012 – Footnotes 1
This episode is a selection of the Footnotes that we’ve compiled during the research and conversations that we’ve had so far on the podcast. It is a recorded smorgasbord of fragments, with titbits of information in the best tradition of footnotes, as well as additional observations of my own on each play. So if you’re interested in:
- How many copies of A Doll’s House were sold when it was first published
- Who Tennessee Williams chose as his favourite writer(s)
- What Samuel Beckett thought of the Lord Chamberlain
- Why lipstick is important to the mothers of Aberfan
- Where Shakespeare’s real life inspiration for The Tempest came from
- The significance of the island of Torcello to Robert and Emma in Pinter’s Betrayal
- How an Icelandic volcano lay behind Duncan Macmillan’s meditations about climate change in Lungs
- Why Peggy Ashcroft felt naked as Hester Collyer in The Deep Blue Sea
- How going to work on an egg might turn you into a footballer rather than a famous cook
- What the “beholders’ share” is, or
- Where the “pesto triangle” is
among many other trivial and profound footnotes, join me for our ragbag review of the plays that we’ve talked about over the past eleven episodes.
PS You are of course also welcome to read the full set of Footnotes for each episode here on the website.
Suggest a play
We’re always open to suggestions about plays to talk about, so if you’d like us to discuss a favourite of yours, please email us at firstname.lastname@example.org. Let us know why you think we should cover it, and if you know anyone who’d be excited and qualified to talk about it with us (even yourself if modesty permits!).
You might also be interested in …
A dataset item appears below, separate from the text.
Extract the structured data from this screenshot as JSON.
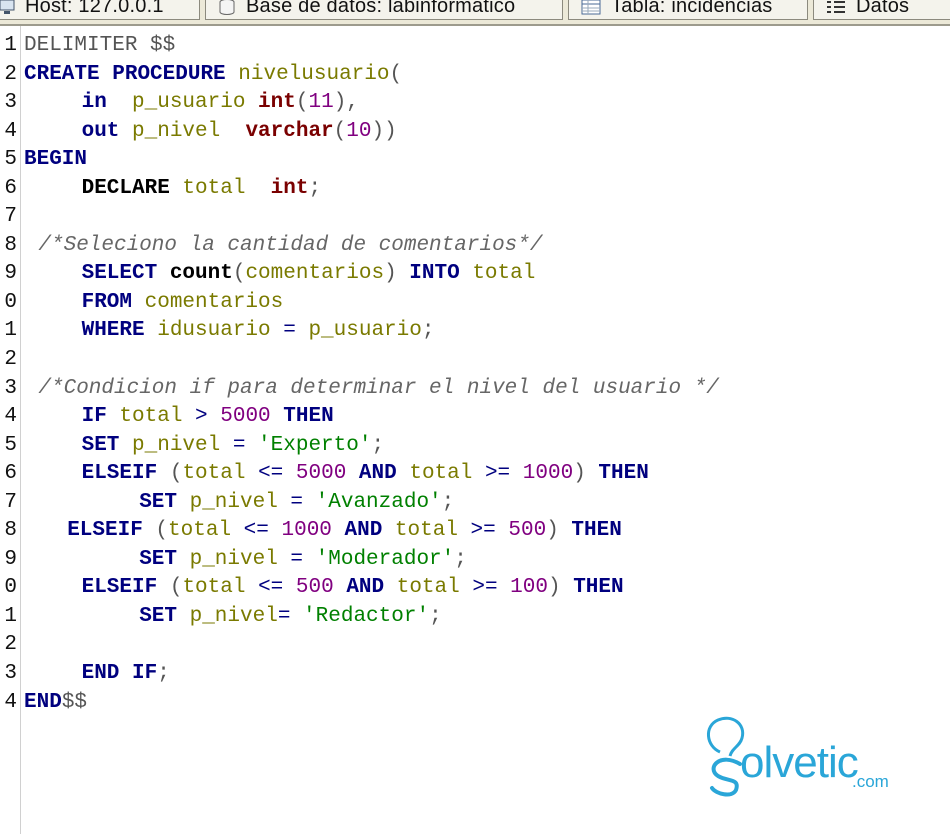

The dramatic tragedy of a wife who murders her own two sons in a desperate act of grief and revenge remains as disturbing and deeply moving as when it was written nearly 2,500 years ago. Medea by Euripides is timeless not only because of our fascination with Medea’s horrific crime, but for the poetry of its language, and its unflinching portrayal of a woman all but powerless in a patriarchal world. The play was recently revived at the National Theatre with a stunning performance by Helen McCrory in the title role, which is now available to view on the National Theatre at Home. I’m joined by renowned classical scholar Edith Hall to explore our enduring fascination with Medea.
The main characters in Nina Raine’s play Consent are barristers contesting a brutal rape case. As the case unfolds the lawyers’ marriages come unravelled and they themselves cross the line of honour or even of the law. Consent explores some of the most charged issues of our time: the sources of sexual betrayal and violence, the ambiguities of consent, and the failings of the justice system to account proportionally or sensitively with cases of sexual abuse. I am delighted and honoured to be joined in this episode by the author of Consent, Nina Raine, and by actor Adam James, who appeared in the National Theatre production in the role of Jake.
Footnotes Volume 2 is a selection of facts and observations culled from the library of information that we’ve compiled to accompany each of the plays in the past ten episodes. These include fascinating bits of trivia as well as more extended exploration of specific aspects of the plays. A smorgasbord of dramatic intelligence befitting of the best kind of Footnote.
Before the theatres went dark this month I was lucky enough to see Caryl Churchill’s A Number at the Bridge, and spend more than seven hours in thrall to Robert Lepage’s Seven Streams of the River Ota at the National. Plus, some thoughts on what we miss when there is no theatre.
Another great mix of shows this month, from Tom Stoppard’s new play, to Ibsen, Beckett and newer plays in smaller London venues.
The January roundup included both classic plays, such as The Duchess of Malfi, Uncle Vanya and Three Sisters, as well as recent musicals Dear Evan Hansen and Girl from the North Country …